(Stored dataset items)
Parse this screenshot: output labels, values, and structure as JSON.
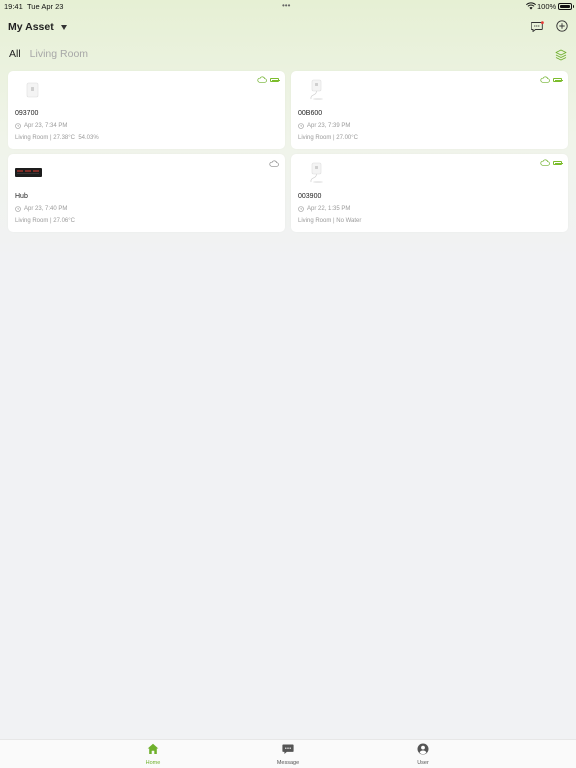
{
  "status_bar": {
    "time": "19:41",
    "date": "Tue Apr 23",
    "battery_pct": "100%"
  },
  "header": {
    "title": "My Asset",
    "message_icon": "message-icon",
    "add_icon": "add-icon"
  },
  "tabs": [
    {
      "label": "All",
      "active": true
    },
    {
      "label": "Living Room",
      "active": false
    }
  ],
  "devices": [
    {
      "name": "093700",
      "time": "Apr 23, 7:34 PM",
      "location": "Living Room | 27.38°C  54.03%",
      "image": "sensor-image",
      "battery": true
    },
    {
      "name": "00B600",
      "time": "Apr 23, 7:39 PM",
      "location": "Living Room | 27.00°C",
      "image": "probe-image",
      "battery": true
    },
    {
      "name": "Hub",
      "time": "Apr 23, 7:40 PM",
      "location": "Living Room | 27.06°C",
      "image": "hub-image",
      "battery": false
    },
    {
      "name": "003900",
      "time": "Apr 22, 1:35 PM",
      "location": "Living Room | No Water",
      "image": "probe-image",
      "battery": true
    }
  ],
  "tabbar": [
    {
      "label": "Home",
      "icon": "home-icon",
      "active": true
    },
    {
      "label": "Message",
      "icon": "message-icon",
      "active": false
    },
    {
      "label": "User",
      "icon": "user-icon",
      "active": false
    }
  ],
  "colors": {
    "accent": "#6eb02b",
    "muted_text": "#9a9a9a"
  }
}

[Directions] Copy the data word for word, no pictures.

[Response box]
Parse this screenshot: output labels, values, and structure as JSON.
{
  "status_bar": {
    "time": "19:41",
    "date": "Tue Apr 23",
    "battery_pct": "100%"
  },
  "header": {
    "title": "My Asset",
    "message_icon": "message-icon",
    "add_icon": "add-icon"
  },
  "tabs": [
    {
      "label": "All",
      "active": true
    },
    {
      "label": "Living Room",
      "active": false
    }
  ],
  "devices": [
    {
      "name": "093700",
      "time": "Apr 23, 7:34 PM",
      "location": "Living Room | 27.38°C  54.03%",
      "image": "sensor-image",
      "battery": true
    },
    {
      "name": "00B600",
      "time": "Apr 23, 7:39 PM",
      "location": "Living Room | 27.00°C",
      "image": "probe-image",
      "battery": true
    },
    {
      "name": "Hub",
      "time": "Apr 23, 7:40 PM",
      "location": "Living Room | 27.06°C",
      "image": "hub-image",
      "battery": false
    },
    {
      "name": "003900",
      "time": "Apr 22, 1:35 PM",
      "location": "Living Room | No Water",
      "image": "probe-image",
      "battery": true
    }
  ],
  "tabbar": [
    {
      "label": "Home",
      "icon": "home-icon",
      "active": true
    },
    {
      "label": "Message",
      "icon": "message-icon",
      "active": false
    },
    {
      "label": "User",
      "icon": "user-icon",
      "active": false
    }
  ],
  "colors": {
    "accent": "#6eb02b",
    "muted_text": "#9a9a9a"
  }
}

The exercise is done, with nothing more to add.